Reform: Fine Patent Holders for Valid Prior Art
Here's an idea: when prior art is found that invalidates any claim on a patent, the Patent Office could require a significant fee from the patent holder. A large chunk of this fee is then turned over to the submitter of the prior art, as a bounty. The rest is kept by the Patent Office to cover the cost of the re-examination, plus a little extra to reward the examiner. If the patent holder refuses to pay the fee, the entire patent is invalidated. If the entire patent were invalidated by the prior art anyway, a freeze is placed on all other patents held by the patentee, essentially causing a temporary moratorium on the power of the patentee to enforce any of its patents.

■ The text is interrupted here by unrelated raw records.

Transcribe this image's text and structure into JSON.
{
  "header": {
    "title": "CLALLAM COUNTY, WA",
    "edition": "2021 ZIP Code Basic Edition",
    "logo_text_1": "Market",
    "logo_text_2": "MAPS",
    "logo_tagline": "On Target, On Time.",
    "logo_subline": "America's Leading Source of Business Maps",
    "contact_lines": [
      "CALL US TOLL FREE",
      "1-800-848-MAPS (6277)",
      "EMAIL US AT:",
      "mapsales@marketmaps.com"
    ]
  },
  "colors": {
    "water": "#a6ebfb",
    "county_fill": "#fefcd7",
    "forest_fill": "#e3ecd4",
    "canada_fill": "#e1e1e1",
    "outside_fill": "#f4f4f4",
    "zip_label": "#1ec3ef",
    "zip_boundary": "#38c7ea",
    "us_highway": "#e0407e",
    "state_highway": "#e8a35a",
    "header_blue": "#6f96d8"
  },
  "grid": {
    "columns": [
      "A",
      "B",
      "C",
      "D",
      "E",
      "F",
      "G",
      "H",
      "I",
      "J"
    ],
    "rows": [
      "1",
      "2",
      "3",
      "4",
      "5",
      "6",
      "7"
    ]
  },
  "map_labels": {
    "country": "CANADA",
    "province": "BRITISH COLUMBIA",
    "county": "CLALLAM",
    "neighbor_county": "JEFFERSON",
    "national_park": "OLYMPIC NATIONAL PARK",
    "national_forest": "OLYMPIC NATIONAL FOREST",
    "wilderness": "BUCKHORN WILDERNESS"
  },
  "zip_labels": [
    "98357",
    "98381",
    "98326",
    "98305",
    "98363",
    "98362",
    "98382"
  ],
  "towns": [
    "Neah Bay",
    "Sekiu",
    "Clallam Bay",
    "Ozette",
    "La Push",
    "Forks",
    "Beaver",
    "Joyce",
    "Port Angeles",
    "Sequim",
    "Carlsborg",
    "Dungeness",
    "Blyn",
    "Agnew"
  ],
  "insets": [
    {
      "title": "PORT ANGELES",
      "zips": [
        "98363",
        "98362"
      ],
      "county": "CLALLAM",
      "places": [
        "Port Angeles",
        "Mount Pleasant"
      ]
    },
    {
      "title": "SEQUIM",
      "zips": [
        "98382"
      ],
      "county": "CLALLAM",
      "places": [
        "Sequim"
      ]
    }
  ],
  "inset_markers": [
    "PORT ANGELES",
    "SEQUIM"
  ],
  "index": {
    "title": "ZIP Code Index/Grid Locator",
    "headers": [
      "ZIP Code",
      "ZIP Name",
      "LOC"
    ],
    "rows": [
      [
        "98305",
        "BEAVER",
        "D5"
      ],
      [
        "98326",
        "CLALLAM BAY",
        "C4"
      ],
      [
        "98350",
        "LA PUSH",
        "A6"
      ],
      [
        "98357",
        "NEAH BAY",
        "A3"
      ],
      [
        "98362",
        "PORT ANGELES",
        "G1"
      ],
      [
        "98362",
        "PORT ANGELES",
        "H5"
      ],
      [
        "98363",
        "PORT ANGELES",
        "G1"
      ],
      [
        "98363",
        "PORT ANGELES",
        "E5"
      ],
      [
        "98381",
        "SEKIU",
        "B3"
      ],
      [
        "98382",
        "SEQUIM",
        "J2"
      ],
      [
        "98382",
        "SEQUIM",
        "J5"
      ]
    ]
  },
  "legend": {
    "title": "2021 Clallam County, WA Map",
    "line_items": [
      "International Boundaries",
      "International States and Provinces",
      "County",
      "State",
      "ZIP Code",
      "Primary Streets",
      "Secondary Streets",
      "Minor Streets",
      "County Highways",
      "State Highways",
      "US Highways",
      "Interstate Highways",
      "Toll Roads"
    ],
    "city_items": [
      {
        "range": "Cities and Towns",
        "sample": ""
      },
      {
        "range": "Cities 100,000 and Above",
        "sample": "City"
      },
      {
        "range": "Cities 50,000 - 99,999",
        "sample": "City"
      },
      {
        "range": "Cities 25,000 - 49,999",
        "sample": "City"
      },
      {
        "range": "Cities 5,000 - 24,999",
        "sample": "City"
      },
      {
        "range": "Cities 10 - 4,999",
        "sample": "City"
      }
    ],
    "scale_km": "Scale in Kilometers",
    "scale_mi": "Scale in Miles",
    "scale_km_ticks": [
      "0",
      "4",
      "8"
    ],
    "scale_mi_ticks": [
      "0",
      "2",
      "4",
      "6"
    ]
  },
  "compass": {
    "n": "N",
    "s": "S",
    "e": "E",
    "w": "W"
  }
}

Such a reform (or one very much like it), would provide three incentives that are currently lacking:
- The patent applicant would be more incentivized to do a really thorough job of searching for prior art before applying, since any holes here could come back to be very costly.
- Third parties would have an economic incentive to search for prior art, at no cost to the USPTO.
- The USPTO would have an internal, economic incentive to perform more re-examinations (to counter-balance the current incentive to let patents stand for 20 years so that renewal fees keep coming in annually).
- The Independent Invention Defense
- Patent Reform via Open Source
- Two-tiered Patents: Weaken Presumption of Validity
- Internal USPTO Reform
- Premature Patent Expiration
- Patent Commons